DATA SUPPLIED:
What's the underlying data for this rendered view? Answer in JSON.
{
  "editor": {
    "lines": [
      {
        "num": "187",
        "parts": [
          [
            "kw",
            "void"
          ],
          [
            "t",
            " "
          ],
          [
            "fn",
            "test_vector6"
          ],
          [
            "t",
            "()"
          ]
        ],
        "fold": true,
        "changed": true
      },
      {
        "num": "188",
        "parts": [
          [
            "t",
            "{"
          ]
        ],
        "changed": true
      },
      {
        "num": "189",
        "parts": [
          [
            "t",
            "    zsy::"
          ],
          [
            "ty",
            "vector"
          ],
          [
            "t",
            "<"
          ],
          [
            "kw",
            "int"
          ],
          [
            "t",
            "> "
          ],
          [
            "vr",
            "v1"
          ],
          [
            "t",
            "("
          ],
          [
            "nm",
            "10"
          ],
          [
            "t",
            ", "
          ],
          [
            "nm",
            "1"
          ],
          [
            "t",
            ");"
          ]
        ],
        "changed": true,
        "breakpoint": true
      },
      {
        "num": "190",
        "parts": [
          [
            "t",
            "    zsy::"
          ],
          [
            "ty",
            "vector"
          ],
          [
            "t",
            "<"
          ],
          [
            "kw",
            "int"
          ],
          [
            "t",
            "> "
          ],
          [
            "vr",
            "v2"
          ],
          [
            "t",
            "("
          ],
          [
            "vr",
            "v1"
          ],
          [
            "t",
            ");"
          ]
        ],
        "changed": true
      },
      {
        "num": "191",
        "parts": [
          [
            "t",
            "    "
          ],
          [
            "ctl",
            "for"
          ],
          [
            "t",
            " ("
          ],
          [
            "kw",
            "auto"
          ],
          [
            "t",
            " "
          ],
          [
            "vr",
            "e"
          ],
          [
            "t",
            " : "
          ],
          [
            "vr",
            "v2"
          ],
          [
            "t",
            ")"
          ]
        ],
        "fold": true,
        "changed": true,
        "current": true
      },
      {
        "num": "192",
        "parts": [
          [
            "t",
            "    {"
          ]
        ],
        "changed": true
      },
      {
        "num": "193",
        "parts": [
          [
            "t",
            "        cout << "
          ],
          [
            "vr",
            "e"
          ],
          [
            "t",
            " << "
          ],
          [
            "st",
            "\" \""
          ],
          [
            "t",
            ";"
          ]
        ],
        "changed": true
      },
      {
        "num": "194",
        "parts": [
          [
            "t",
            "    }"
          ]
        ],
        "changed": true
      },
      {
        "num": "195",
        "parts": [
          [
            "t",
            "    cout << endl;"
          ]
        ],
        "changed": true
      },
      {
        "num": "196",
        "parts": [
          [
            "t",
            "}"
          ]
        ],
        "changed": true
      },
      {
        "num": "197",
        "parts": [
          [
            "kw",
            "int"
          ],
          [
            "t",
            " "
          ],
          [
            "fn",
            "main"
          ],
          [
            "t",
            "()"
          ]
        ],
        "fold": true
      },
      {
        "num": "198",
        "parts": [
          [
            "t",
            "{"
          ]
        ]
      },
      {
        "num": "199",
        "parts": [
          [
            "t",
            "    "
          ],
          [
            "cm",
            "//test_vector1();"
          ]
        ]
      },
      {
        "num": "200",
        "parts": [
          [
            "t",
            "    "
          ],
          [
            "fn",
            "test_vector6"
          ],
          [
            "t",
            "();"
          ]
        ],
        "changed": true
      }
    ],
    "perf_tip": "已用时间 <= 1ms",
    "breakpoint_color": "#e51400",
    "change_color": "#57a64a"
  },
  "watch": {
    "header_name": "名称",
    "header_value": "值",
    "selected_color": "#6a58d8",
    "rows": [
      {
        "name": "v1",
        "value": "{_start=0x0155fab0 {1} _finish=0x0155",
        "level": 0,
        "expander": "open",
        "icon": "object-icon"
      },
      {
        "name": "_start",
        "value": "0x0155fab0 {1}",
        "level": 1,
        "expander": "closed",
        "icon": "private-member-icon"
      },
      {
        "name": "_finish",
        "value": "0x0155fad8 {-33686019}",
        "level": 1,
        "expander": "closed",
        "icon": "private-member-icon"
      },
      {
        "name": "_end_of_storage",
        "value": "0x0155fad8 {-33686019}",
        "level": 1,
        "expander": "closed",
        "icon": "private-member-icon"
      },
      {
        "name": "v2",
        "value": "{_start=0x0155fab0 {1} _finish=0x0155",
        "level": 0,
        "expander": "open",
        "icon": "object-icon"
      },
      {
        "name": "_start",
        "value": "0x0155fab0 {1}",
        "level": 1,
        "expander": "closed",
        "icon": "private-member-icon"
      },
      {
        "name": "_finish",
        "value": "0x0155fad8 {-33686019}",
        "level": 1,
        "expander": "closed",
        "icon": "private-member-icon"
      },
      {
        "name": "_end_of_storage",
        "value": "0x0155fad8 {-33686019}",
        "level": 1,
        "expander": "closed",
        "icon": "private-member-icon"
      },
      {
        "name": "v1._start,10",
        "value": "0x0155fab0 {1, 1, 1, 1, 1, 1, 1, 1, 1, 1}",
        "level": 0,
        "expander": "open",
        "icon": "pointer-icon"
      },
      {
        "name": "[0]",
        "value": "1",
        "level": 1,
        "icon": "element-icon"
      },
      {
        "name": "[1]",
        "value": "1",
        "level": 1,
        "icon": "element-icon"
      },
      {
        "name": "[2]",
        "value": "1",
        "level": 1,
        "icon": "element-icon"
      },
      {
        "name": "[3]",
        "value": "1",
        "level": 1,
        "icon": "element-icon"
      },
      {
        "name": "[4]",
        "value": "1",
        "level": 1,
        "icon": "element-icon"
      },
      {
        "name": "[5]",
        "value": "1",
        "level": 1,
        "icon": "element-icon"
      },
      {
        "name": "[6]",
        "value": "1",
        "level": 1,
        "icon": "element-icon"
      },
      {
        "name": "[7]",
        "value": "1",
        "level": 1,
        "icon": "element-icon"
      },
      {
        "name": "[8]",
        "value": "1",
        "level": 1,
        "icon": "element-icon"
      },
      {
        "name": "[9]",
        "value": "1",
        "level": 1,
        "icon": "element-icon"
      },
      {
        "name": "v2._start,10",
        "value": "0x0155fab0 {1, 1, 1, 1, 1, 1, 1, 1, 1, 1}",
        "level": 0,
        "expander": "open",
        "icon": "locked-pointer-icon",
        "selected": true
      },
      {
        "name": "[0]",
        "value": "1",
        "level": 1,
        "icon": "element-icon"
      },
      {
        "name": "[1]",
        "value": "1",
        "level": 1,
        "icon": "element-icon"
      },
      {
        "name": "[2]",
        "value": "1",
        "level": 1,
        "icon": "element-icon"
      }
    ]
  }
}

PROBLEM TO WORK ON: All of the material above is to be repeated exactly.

TASK RESULT:
What's the underlying data for this rendered view? Answer in JSON.
{
  "editor": {
    "lines": [
      {
        "num": "187",
        "parts": [
          [
            "kw",
            "void"
          ],
          [
            "t",
            " "
          ],
          [
            "fn",
            "test_vector6"
          ],
          [
            "t",
            "()"
          ]
        ],
        "fold": true,
        "changed": true
      },
      {
        "num": "188",
        "parts": [
          [
            "t",
            "{"
          ]
        ],
        "changed": true
      },
      {
        "num": "189",
        "parts": [
          [
            "t",
            "    zsy::"
          ],
          [
            "ty",
            "vector"
          ],
          [
            "t",
            "<"
          ],
          [
            "kw",
            "int"
          ],
          [
            "t",
            "> "
          ],
          [
            "vr",
            "v1"
          ],
          [
            "t",
            "("
          ],
          [
            "nm",
            "10"
          ],
          [
            "t",
            ", "
          ],
          [
            "nm",
            "1"
          ],
          [
            "t",
            ");"
          ]
        ],
        "changed": true,
        "breakpoint": true
      },
      {
        "num": "190",
        "parts": [
          [
            "t",
            "    zsy::"
          ],
          [
            "ty",
            "vector"
          ],
          [
            "t",
            "<"
          ],
          [
            "kw",
            "int"
          ],
          [
            "t",
            "> "
          ],
          [
            "vr",
            "v2"
          ],
          [
            "t",
            "("
          ],
          [
            "vr",
            "v1"
          ],
          [
            "t",
            ");"
          ]
        ],
        "changed": true
      },
      {
        "num": "191",
        "parts": [
          [
            "t",
            "    "
          ],
          [
            "ctl",
            "for"
          ],
          [
            "t",
            " ("
          ],
          [
            "kw",
            "auto"
          ],
          [
            "t",
            " "
          ],
          [
            "vr",
            "e"
          ],
          [
            "t",
            " : "
          ],
          [
            "vr",
            "v2"
          ],
          [
            "t",
            ")"
          ]
        ],
        "fold": true,
        "changed": true,
        "current": true
      },
      {
        "num": "192",
        "parts": [
          [
            "t",
            "    {"
          ]
        ],
        "changed": true
      },
      {
        "num": "193",
        "parts": [
          [
            "t",
            "        cout << "
          ],
          [
            "vr",
            "e"
          ],
          [
            "t",
            " << "
          ],
          [
            "st",
            "\" \""
          ],
          [
            "t",
            ";"
          ]
        ],
        "changed": true
      },
      {
        "num": "194",
        "parts": [
          [
            "t",
            "    }"
          ]
        ],
        "changed": true
      },
      {
        "num": "195",
        "parts": [
          [
            "t",
            "    cout << endl;"
          ]
        ],
        "changed": true
      },
      {
        "num": "196",
        "parts": [
          [
            "t",
            "}"
          ]
        ],
        "changed": true
      },
      {
        "num": "197",
        "parts": [
          [
            "kw",
            "int"
          ],
          [
            "t",
            " "
          ],
          [
            "fn",
            "main"
          ],
          [
            "t",
            "()"
          ]
        ],
        "fold": true
      },
      {
        "num": "198",
        "parts": [
          [
            "t",
            "{"
          ]
        ]
      },
      {
        "num": "199",
        "parts": [
          [
            "t",
            "    "
          ],
          [
            "cm",
            "//test_vector1();"
          ]
        ]
      },
      {
        "num": "200",
        "parts": [
          [
            "t",
            "    "
          ],
          [
            "fn",
            "test_vector6"
          ],
          [
            "t",
            "();"
          ]
        ],
        "changed": true
      }
    ],
    "perf_tip": "已用时间 <= 1ms",
    "breakpoint_color": "#e51400",
    "change_color": "#57a64a"
  },
  "watch": {
    "header_name": "名称",
    "header_value": "值",
    "selected_color": "#6a58d8",
    "rows": [
      {
        "name": "v1",
        "value": "{_start=0x0155fab0 {1} _finish=0x0155",
        "level": 0,
        "expander": "open",
        "icon": "object-icon"
      },
      {
        "name": "_start",
        "value": "0x0155fab0 {1}",
        "level": 1,
        "expander": "closed",
        "icon": "private-member-icon"
      },
      {
        "name": "_finish",
        "value": "0x0155fad8 {-33686019}",
        "level": 1,
        "expander": "closed",
        "icon": "private-member-icon"
      },
      {
        "name": "_end_of_storage",
        "value": "0x0155fad8 {-33686019}",
        "level": 1,
        "expander": "closed",
        "icon": "private-member-icon"
      },
      {
        "name": "v2",
        "value": "{_start=0x0155fab0 {1} _finish=0x0155",
        "level": 0,
        "expander": "open",
        "icon": "object-icon"
      },
      {
        "name": "_start",
        "value": "0x0155fab0 {1}",
        "level": 1,
        "expander": "closed",
        "icon": "private-member-icon"
      },
      {
        "name": "_finish",
        "value": "0x0155fad8 {-33686019}",
        "level": 1,
        "expander": "closed",
        "icon": "private-member-icon"
      },
      {
        "name": "_end_of_storage",
        "value": "0x0155fad8 {-33686019}",
        "level": 1,
        "expander": "closed",
        "icon": "private-member-icon"
      },
      {
        "name": "v1._start,10",
        "value": "0x0155fab0 {1, 1, 1, 1, 1, 1, 1, 1, 1, 1}",
        "level": 0,
        "expander": "open",
        "icon": "pointer-icon"
      },
      {
        "name": "[0]",
        "value": "1",
        "level": 1,
        "icon": "element-icon"
      },
      {
        "name": "[1]",
        "value": "1",
        "level": 1,
        "icon": "element-icon"
      },
      {
        "name": "[2]",
        "value": "1",
        "level": 1,
        "icon": "element-icon"
      },
      {
        "name": "[3]",
        "value": "1",
        "level": 1,
        "icon": "element-icon"
      },
      {
        "name": "[4]",
        "value": "1",
        "level": 1,
        "icon": "element-icon"
      },
      {
        "name": "[5]",
        "value": "1",
        "level": 1,
        "icon": "element-icon"
      },
      {
        "name": "[6]",
        "value": "1",
        "level": 1,
        "icon": "element-icon"
      },
      {
        "name": "[7]",
        "value": "1",
        "level": 1,
        "icon": "element-icon"
      },
      {
        "name": "[8]",
        "value": "1",
        "level": 1,
        "icon": "element-icon"
      },
      {
        "name": "[9]",
        "value": "1",
        "level": 1,
        "icon": "element-icon"
      },
      {
        "name": "v2._start,10",
        "value": "0x0155fab0 {1, 1, 1, 1, 1, 1, 1, 1, 1, 1}",
        "level": 0,
        "expander": "open",
        "icon": "locked-pointer-icon",
        "selected": true
      },
      {
        "name": "[0]",
        "value": "1",
        "level": 1,
        "icon": "element-icon"
      },
      {
        "name": "[1]",
        "value": "1",
        "level": 1,
        "icon": "element-icon"
      },
      {
        "name": "[2]",
        "value": "1",
        "level": 1,
        "icon": "element-icon"
      }
    ]
  }
}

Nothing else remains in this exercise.